This yr’s hearth season began early and has been disastrous, specialists mentioned, even for a rustic accustomed to burning. Wildfires have ravaged areas a lot nearer to the densely populated southeast coast than in earlier years.
The fires have been fueled by years of drought, record-breaking temperatures and robust winds.
Authorities information made public shortly after the New 12 months confirmed that 2019 was the nation’s hottest and driest yr on file. The map above, based mostly on knowledge from the Australian Authorities Bureau of Meteorology, exhibits record-low rainfall throughout giant swaths of southeastern Australia over the previous three years.
Crystal A. Kolden, a wildfire scientist on the College of Idaho, mentioned these circumstances had been “absolutely constant” with the extremes anticipated within the period of worldwide warming. In our interactive function monitoring the fires, she referred to as the blazes each “a harbinger of what’s to come back” and a sign that we’re already feeling a few of the results of local weather change.
You might need seen my article this week about marine labs and local weather change. It’s a narrative three years within the making.
In January 2017, I used to be in Louisiana to analyze the consequences of local weather change on the Gulf Coast. It’s a subject I’ve been writing about for practically 15 years. (I prefer to joke that a few of my colleagues have been to all 50 states; I’ve been to at least one state 50 instances.)
At a public assembly sponsored by the state Coastal Safety and Restoration Authority, I met Alex Kolker, a researcher who research coastal land loss. He invited me to go to him at his lab on the Louisiana Universities Marine Consortium down in Cocodrie, a speck of a spot on the finish of Louisiana State Freeway 56, the place spiffy trip houses and battered trailers perch on pillars that elevate them 12 toes or extra above the bottom to get via hurricane flooding. I had some flexibility in my schedule, so I drove down the following day.
After I received there, the constructing was darkish. I made my manner as much as the second flooring and located Dr. Kolker’s workplace. He defined that the facility had been flickering for days and, with a increase, had simply gone out. It was inconvenient, however with a hazardous edge: computer systems and gear that run experiments are endangered by blackouts.
We walked out to the car parking zone, the place staff had eliminated an entry panel within the floor and had been wanting down right into a junction field with electrical strains operating via it. The junction field was stuffed with water.
The rising waters, an indicator of local weather change, had executed their work. And that sounded just like the kernel of a narrative to me: a science facility constructed like a fortress in opposition to hurricanes was below attacked from local weather change on a separate entrance.
After my go to, I went again to work on a major project on climate change and South Louisiana with my colleague Kevin Sack and journalists from the New Orleans Occasions-Picayune. Dr. Kolker and his lab weren’t part of that challenge, however I held on to my treasured nugget of a narrative.
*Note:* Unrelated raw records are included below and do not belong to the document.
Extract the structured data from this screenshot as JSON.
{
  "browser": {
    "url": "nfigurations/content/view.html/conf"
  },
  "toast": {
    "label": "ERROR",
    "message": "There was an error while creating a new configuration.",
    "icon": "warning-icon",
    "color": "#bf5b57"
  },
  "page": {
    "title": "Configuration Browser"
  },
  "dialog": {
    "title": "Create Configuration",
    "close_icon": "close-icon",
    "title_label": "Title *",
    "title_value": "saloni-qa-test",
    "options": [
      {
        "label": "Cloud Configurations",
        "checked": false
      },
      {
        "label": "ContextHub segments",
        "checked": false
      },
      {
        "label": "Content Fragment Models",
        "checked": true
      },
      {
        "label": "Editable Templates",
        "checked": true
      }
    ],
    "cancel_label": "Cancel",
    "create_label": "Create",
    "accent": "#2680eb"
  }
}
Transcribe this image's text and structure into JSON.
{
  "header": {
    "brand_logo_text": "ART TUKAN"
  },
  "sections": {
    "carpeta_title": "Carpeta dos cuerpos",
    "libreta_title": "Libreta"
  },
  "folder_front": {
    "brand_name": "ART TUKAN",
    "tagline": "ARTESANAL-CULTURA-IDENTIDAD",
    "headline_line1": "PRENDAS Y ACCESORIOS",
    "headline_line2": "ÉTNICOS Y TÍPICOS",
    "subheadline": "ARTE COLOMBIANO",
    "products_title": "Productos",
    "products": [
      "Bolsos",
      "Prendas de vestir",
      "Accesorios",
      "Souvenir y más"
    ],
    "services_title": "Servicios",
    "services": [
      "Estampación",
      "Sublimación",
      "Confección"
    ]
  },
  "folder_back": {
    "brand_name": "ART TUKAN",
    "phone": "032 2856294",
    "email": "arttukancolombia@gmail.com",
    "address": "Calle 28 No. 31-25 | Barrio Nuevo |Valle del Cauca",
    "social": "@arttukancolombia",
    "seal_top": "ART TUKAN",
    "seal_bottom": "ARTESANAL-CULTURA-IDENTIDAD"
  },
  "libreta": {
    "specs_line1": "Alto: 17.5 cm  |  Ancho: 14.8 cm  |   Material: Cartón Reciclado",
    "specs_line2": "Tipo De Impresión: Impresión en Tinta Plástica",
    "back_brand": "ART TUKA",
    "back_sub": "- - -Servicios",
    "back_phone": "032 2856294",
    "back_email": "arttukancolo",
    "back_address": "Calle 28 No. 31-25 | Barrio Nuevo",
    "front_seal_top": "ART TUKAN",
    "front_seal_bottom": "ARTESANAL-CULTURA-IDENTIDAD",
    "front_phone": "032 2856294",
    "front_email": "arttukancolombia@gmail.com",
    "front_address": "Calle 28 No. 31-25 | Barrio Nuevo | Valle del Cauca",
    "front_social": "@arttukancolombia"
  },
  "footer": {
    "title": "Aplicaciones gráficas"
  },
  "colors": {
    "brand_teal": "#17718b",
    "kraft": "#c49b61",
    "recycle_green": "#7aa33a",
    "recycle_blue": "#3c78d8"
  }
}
Just a few months in the past, he received again in contact and requested whether or not I’d be considering heading again right down to his lab. I used to be, and I did. You may read the article here, full with video of a swarm of fiddler crabs.
If local weather change is stopping the individuals who examine local weather change from doing their work, properly, that’s an issue for us all.